I’m Gonna Be Happy About My Age Even If You’re Not
I am a lot of things I am proud of. I am a writer, actress, comedian, lawyer, daughter, sister and friend. On the other hand, I’m 31 years old. That’s when you were supposed to spit out your pizza in disgust. Because, apparently, being 31 is something to be ashamed of.
I learned this recently while chatting with a younger male friend at a bar. We were talking about relationships and I mentioned that since being a part of the New York comedy scene, I had dated some guys that were younger than me. It was an off-hand comment that I didn’t think about very much. UNTIL…
My friend asked me if I thought that the prestige of getting on a house team at our comedy theater had helped me date these guys that were “otherwise out of [my] league.”
I had given him NO information about these dudes except that they were younger than me. They could’ve been Prince Charming or they could’ve been Prince Humperdinck. He had no idea. And yet my friend automatically deemed them out of my league because they were younger than me.
Now, forgive me if this comes across as conceited in my old age, but I have never considered the fact that someone would be out of my league. Could I imagine a scenario in which someone didn’t want to date me? Sure. But it would be because there wasn’t chemistry or he’s a Republican or something. Not because I wasn’t good enough for them. And certainly not because I had timed out, like some amateur playing Taboo. (For the record, I am awesome at Taboo.)
I went into the conversation as a confident young woman. I left the conversation feeling like a crusty old lady, lucky to have increased her quickly-declining value by being good at comedy. And that sucked.
But I can’t blame my friend. It’s the world we live in. Women are not allowed to get old in this society, and yet, we haven’t figured out how to stop time. So where does that leave us?
It leaves us teaching women to be ashamed of something they can’t control, to lie about it, to hate themselves for it. It leaves me feeling like I have to add a few years when a guy at a bar asks me when I graduated college. It leaves me feeling like I need to apologize for something that I didn’t do wrong.
Shaming women about their age is just another way society tells women they aren’t good enough the way they are.
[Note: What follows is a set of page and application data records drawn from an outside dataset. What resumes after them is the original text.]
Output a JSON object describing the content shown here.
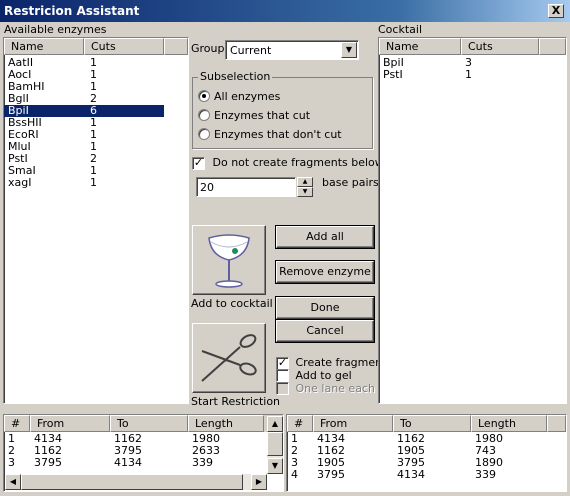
{
  "window": {
    "title": "Restricion Assistant",
    "close_glyph": "X"
  },
  "available": {
    "title": "Available enzymes",
    "columns": [
      "Name",
      "Cuts"
    ],
    "rows": [
      {
        "name": "AatII",
        "cuts": "1"
      },
      {
        "name": "AocI",
        "cuts": "1"
      },
      {
        "name": "BamHI",
        "cuts": "1"
      },
      {
        "name": "BglI",
        "cuts": "2"
      },
      {
        "name": "BpiI",
        "cuts": "6"
      },
      {
        "name": "BssHII",
        "cuts": "1"
      },
      {
        "name": "EcoRI",
        "cuts": "1"
      },
      {
        "name": "MluI",
        "cuts": "1"
      },
      {
        "name": "PstI",
        "cuts": "2"
      },
      {
        "name": "SmaI",
        "cuts": "1"
      },
      {
        "name": "xagI",
        "cuts": "1"
      }
    ],
    "selected_row": "BpiI"
  },
  "cocktail": {
    "title": "Cocktail",
    "columns": [
      "Name",
      "Cuts"
    ],
    "rows": [
      {
        "name": "BpiI",
        "cuts": "3"
      },
      {
        "name": "PstI",
        "cuts": "1"
      }
    ]
  },
  "group": {
    "label": "Group",
    "value": "Current"
  },
  "subselection": {
    "legend": "Subselection",
    "options": [
      "All enzymes",
      "Enzymes that cut",
      "Enzymes that don't cut"
    ],
    "selected": "All enzymes"
  },
  "fragments_min": {
    "checkbox_label": "Do not create fragments below",
    "checked": true,
    "value": "20",
    "unit_label": "base pairs."
  },
  "buttons": {
    "add_all": "Add all",
    "remove_enzyme": "Remove enzyme",
    "done": "Done",
    "cancel": "Cancel",
    "add_to_cocktail": "Add to cocktail",
    "start_restriction": "Start Restriction"
  },
  "options": {
    "create_fragments": {
      "label": "Create fragments",
      "checked": true
    },
    "add_to_gel": {
      "label": "Add to gel",
      "checked": false
    },
    "one_lane_each": {
      "label": "One lane each",
      "checked": false,
      "disabled": true
    }
  },
  "fragments_left": {
    "columns": [
      "#",
      "From",
      "To",
      "Length"
    ],
    "rows": [
      [
        "1",
        "4134",
        "1162",
        "1980"
      ],
      [
        "2",
        "1162",
        "3795",
        "2633"
      ],
      [
        "3",
        "3795",
        "4134",
        "339"
      ]
    ]
  },
  "fragments_right": {
    "columns": [
      "#",
      "From",
      "To",
      "Length"
    ],
    "rows": [
      [
        "1",
        "4134",
        "1162",
        "1980"
      ],
      [
        "2",
        "1162",
        "1905",
        "743"
      ],
      [
        "3",
        "1905",
        "3795",
        "1890"
      ],
      [
        "4",
        "3795",
        "4134",
        "339"
      ]
    ]
  },
  "icons": {
    "cocktail": "cocktail-glass-icon",
    "scissors": "scissors-icon",
    "dropdown": "chevron-down-icon",
    "close": "close-icon"
  },
  "colors": {
    "selection": "#0a246a",
    "olive": "#1a8f5a"
  }
}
The voice that tells us we should inject poison in our faces to belie our age is the same voice that tells us we should starve ourselves to change the shape of our God-given thighs.
Well, thanks a lot world, but I’m sick of feeling like the first draft of a term paper that needs to go through a shit ton of revisions until it’s ready to be shown to the world. I have a lot on my “To Do” list that has nothing to do with staying pretty and young for you.
While I am disappointed in society’s obsession with women’s age, I’m not delusional. I know that people will continue to judge women based external factors associated with youth. I can’t change that.
But I can change whether I’m going to be ashamed of myself because of something as arbitrary as my age. I can choose to recognize that age is just the number of years you’ve been on this Earth, with no positive or negative value attached to it.
And frankly, I’ve reviewed all 31 of my years and there isn’t one I’d be willing to give back. Regardless of what league it puts me in.
You can read more from Kassia Miller on her blog.
Feature image via Shutterstock